Mobile Banking

  • Dial M for money: Can mobile banking lift people out of poverty?, By Nurith Aizenman, December 9, 2016, National Public Radio: “If you live in Kenya there’s a jingle you hear on television and radio a lot.   ‘Things are now modern!’ they sing. ‘Things are now developed.’ It’s an ad for a type of banking service called M-PESA that’s run entirely through your mobile phone. You set up an account with the phone company. You can send and receive funds by text. Or, if you need to make a cash deposit or withdrawal, you do it through a vast network of agents — small-time vendors in kiosks and shops, for example, that the company has set up…”
  • Here’s why mobile money is dramatically reducing poverty in Kenya, By Robert Gebelhoff, December 22, 2016, Washington Post: “For Tavneet Suri, an economics professor at MIT who grew up in Kenya, much has changed in her home country over the past decade. What used to be an economy relatively closed off to the rest of the world is now a one where the vast majority of people are paying bills and sharing money with one another through cellphones…”

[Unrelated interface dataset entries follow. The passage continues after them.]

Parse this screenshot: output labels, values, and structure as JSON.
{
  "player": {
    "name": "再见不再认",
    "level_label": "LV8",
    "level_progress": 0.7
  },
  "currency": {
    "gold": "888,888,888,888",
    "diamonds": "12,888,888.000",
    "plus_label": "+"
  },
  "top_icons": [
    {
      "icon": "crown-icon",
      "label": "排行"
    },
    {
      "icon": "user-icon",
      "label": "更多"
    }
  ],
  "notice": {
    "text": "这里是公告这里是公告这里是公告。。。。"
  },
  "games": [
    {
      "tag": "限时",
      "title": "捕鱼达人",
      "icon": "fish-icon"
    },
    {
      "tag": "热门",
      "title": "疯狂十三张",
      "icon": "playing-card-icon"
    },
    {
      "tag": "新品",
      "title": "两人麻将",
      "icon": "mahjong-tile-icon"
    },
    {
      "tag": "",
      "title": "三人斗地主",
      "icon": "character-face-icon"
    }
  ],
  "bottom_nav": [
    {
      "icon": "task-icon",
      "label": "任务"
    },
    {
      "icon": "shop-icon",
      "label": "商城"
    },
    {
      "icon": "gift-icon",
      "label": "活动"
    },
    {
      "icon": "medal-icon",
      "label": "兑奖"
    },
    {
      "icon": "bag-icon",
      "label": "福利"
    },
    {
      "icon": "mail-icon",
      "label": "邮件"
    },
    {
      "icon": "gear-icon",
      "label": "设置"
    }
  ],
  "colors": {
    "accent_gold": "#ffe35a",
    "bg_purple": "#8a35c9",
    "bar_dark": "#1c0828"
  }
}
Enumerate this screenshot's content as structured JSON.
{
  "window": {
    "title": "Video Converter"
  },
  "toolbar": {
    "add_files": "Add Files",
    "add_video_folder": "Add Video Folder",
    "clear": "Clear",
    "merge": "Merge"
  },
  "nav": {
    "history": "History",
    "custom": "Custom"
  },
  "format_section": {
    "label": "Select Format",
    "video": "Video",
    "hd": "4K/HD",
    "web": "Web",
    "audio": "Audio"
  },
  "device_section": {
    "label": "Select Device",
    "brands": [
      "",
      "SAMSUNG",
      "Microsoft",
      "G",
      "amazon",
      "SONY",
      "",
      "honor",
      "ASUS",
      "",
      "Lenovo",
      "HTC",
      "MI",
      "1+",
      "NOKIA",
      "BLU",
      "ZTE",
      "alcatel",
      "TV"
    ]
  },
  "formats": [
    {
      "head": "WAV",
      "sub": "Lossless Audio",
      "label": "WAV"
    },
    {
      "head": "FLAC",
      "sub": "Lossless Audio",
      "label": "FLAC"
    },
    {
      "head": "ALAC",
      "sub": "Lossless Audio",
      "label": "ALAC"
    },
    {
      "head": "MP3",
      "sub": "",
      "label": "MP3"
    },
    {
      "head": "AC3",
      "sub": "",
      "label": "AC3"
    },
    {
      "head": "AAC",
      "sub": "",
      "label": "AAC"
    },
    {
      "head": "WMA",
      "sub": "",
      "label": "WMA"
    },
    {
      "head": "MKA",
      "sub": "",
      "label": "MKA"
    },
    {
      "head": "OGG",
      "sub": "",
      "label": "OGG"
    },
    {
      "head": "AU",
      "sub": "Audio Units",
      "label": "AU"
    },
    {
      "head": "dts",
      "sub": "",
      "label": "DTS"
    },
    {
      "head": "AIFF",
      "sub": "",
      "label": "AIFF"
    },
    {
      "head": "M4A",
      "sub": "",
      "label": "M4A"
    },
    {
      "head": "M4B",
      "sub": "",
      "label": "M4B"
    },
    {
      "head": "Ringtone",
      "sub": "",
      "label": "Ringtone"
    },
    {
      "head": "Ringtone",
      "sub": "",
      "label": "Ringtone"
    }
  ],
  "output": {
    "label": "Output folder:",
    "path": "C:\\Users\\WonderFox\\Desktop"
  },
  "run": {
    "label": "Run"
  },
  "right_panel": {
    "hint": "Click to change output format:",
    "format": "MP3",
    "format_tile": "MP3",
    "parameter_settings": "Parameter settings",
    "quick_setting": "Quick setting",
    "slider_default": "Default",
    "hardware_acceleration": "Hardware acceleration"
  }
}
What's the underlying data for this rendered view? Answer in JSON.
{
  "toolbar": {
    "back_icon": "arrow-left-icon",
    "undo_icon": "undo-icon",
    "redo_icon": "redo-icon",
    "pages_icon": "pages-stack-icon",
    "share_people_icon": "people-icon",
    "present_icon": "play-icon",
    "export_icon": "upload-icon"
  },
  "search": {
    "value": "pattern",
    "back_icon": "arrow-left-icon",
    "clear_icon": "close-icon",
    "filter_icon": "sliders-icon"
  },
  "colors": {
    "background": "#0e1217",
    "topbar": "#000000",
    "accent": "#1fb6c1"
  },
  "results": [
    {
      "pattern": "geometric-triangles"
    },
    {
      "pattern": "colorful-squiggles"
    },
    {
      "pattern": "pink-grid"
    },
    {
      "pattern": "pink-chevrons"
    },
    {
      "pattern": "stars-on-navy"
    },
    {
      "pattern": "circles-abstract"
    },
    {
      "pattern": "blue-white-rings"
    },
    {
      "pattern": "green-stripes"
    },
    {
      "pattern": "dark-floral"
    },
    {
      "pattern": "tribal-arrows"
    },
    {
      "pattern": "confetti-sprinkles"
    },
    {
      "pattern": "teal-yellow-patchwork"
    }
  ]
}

Mobile Banking – Kenya

Mobile banking closes poverty gap, By Jane Wakefield, May 28, 2010, BBC News: “Mobile banking has transformed the way people in the developing world transfer money and now it is poised to offer more sophisticated banking services which could make a real difference to people’s lives. Currently 2.7bn people living in the developing world do not have access to any sort of financial service. At the same time 1bn people throughout Africa, Latin America and Asia own a mobile phone. As a result, mobile money services are springing up all over the developing world. According to mobile industry group the GSMA there are now 65 mobile money systems operating around the globe, with a further 82 about to be launched. Most offer basic services such as money transfers, which are incredibly important for migrant workers who need to send cash back to their families. M-Pesa in Kenya is perhaps the most famous of these and it has attracted 9.4 million Kenyans in just under three years. Now it is ready to move to the next stage. M-Pesa, has recently partnered with Kenya’s Equity Bank to offer subscribers a savings account, called M-Kesho…”

Millennium Villages – Africa

Shower of aid brings flood of progress, By Jeffrey Gettleman, March 8, 2010, New York Times: “In the past five years, life in this bushy little patch of western Kenya has improved dramatically. Agricultural yields have doubled; child mortality has dropped by 30 percent; school attendance has shot up and so have test scores, putting one local school second in the area, when it used to be ranked 17th; and cellphone ownership (a telltale sign of prosperity in rural Africa) has increased fourfold. There is a palpable can-do spirit that infuses the muddy lanes and family compounds walled off by the fruity-smelling lantana bushes. People who have grown bananas for generations are learning to breed catfish, and women who used to be terrified of bees are now lulling them to sleep with smoke and harvesting the honey. ‘I used to think, African killer bees, no way,’ said Judith Onyango, one of the new honey makers. But now, she added, with visible pride, ‘I’m an apiarist.’ Sauri was the first of what are now more than 80 Millennium Villages across Africa, a showcase project that was the dream child of Jeffrey D. Sachs, the Harvard-trained, Columbia University economist who runs with an A-list crowd: Bono, both Bills (Clinton and Gates), George Soros, Kofi Annan, Ban Ki-moon and others…”